■ Supplied records
——————————
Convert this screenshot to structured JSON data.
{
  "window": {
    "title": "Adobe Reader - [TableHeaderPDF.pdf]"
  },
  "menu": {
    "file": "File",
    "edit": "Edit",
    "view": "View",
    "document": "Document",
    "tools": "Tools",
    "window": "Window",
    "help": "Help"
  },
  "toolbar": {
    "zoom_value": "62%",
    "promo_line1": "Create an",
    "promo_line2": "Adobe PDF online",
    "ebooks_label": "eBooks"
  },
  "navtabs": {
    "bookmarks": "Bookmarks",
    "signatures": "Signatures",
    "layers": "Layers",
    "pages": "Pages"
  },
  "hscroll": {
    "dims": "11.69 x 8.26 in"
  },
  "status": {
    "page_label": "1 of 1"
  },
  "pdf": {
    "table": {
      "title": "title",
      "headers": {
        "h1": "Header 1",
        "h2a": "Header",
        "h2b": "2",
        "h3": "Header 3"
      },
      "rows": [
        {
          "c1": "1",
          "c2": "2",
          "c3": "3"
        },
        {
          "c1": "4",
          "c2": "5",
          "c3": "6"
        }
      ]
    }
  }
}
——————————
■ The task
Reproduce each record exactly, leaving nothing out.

■ Answer
Convert this screenshot to structured JSON data.
{
  "window": {
    "title": "Adobe Reader - [TableHeaderPDF.pdf]"
  },
  "menu": {
    "file": "File",
    "edit": "Edit",
    "view": "View",
    "document": "Document",
    "tools": "Tools",
    "window": "Window",
    "help": "Help"
  },
  "toolbar": {
    "zoom_value": "62%",
    "promo_line1": "Create an",
    "promo_line2": "Adobe PDF online",
    "ebooks_label": "eBooks"
  },
  "navtabs": {
    "bookmarks": "Bookmarks",
    "signatures": "Signatures",
    "layers": "Layers",
    "pages": "Pages"
  },
  "hscroll": {
    "dims": "11.69 x 8.26 in"
  },
  "status": {
    "page_label": "1 of 1"
  },
  "pdf": {
    "table": {
      "title": "title",
      "headers": {
        "h1": "Header 1",
        "h2a": "Header",
        "h2b": "2",
        "h3": "Header 3"
      },
      "rows": [
        {
          "c1": "1",
          "c2": "2",
          "c3": "3"
        },
        {
          "c1": "4",
          "c2": "5",
          "c3": "6"
        }
      ]
    }
  }
}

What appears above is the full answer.